This book is easy for the interested layperson to read, while not sacrificing accuracy or detail. It would make a great gift for newcomers to Florida,...moreThis book is easy for the interested layperson to read, while not sacrificing accuracy or detail. It would make a great gift for newcomers to Florida, young people who are interested in biology, outdoorspeople who'd like to understand the plants and animals they see while pursuing their sport, or even professionals who want to get up to speed on Florida quickly. It could even be used as a textbook for high school or introductory college classes.
The photos are gorgeous and plentiful, and the text is not jargon-heavy. Unfamiliar terms are used sparingly, and explained when they are. In spite of the textbook-like layout, each chapter devoted to a particular natural community, it's a quick and entertaining read, roughly on the same level as a National Geographic article. It might even inspire you to get out and explore the natural communities it describes.(less)

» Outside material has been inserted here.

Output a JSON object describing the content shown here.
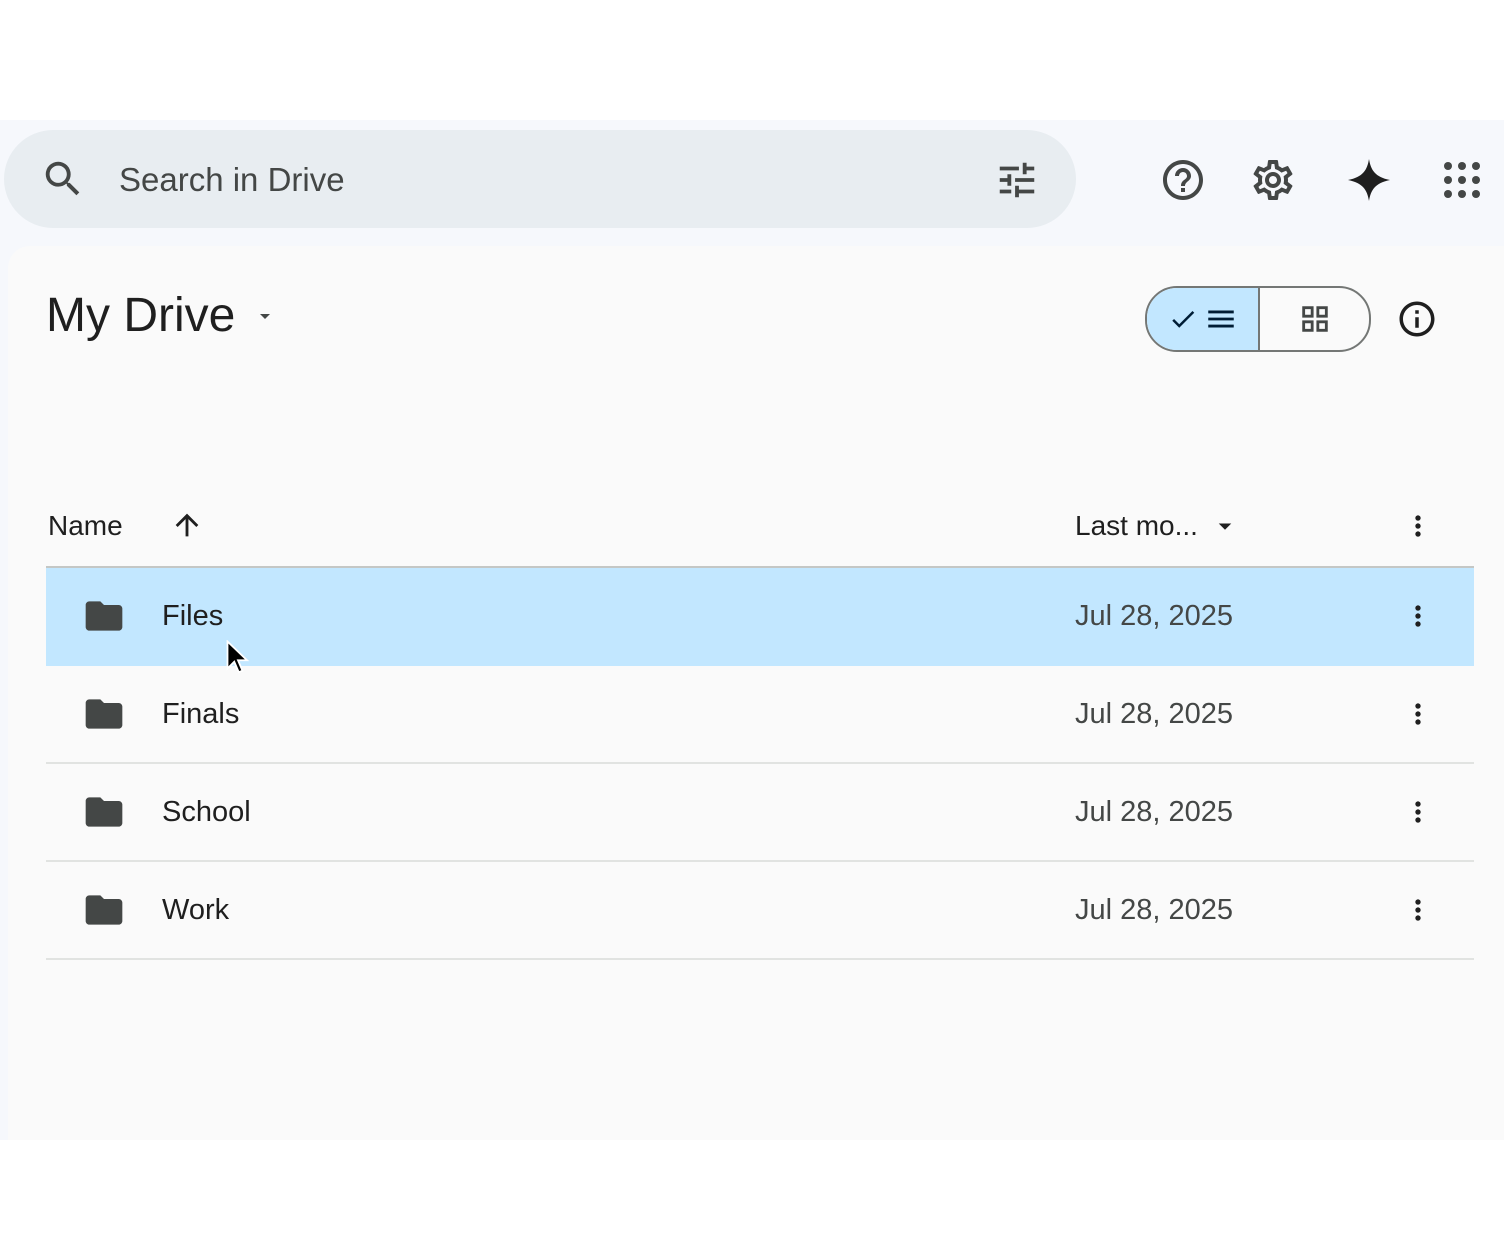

I read this book in one evening, having picked it up just to look at the first few pages and see if I wanted to read it next. Apparently the answer wa...moreI read this book in one evening, having picked it up just to look at the first few pages and see if I wanted to read it next. Apparently the answer was yes. The writing is very plain and straightforward, making this an extremely fast read.
There are, yes, a few headdesk-worthy incidents here. Jackson is clueless about the local culture (particularly on the first expedition) and has little patience with people who aren't as knowledgeable or enthusiastic as she is. A surprising amount of the text consists of her sometimes clumsy attempts to keep order among her guides, students, and others who drop by the camp. Frustrations and personality conflicts abound, and it frequently seems as if everyone's on the brink of throwing down their tools and going home.
This is, surprisingly, almost as gripping as the snake-catching parts, if only because it's the part where the author is most out of her element. It's as much a story about trying to manage a group of people with disparate personalities in stressful conditions as it is a story about collecting reptiles in the rainforest.
Most of all, and the reason I'm giving this book four stars, is that Jackson conveys both the frustrations and joys of the expeditions in rich and gritty detail. Even absurd situations, like the author being mobbed by termites (of which she's terrified), or trying to find a place to stay while hauling around a decaying cobra, are rendered real and immediate here.
Though I might be the ideal reader for this book (a young, female American biologist who dreams of studying in the tropics), you don't need to know a thing about snakes to appreciate this book. But you might find yourself wanting to learn more about them after you're through reading it.(less)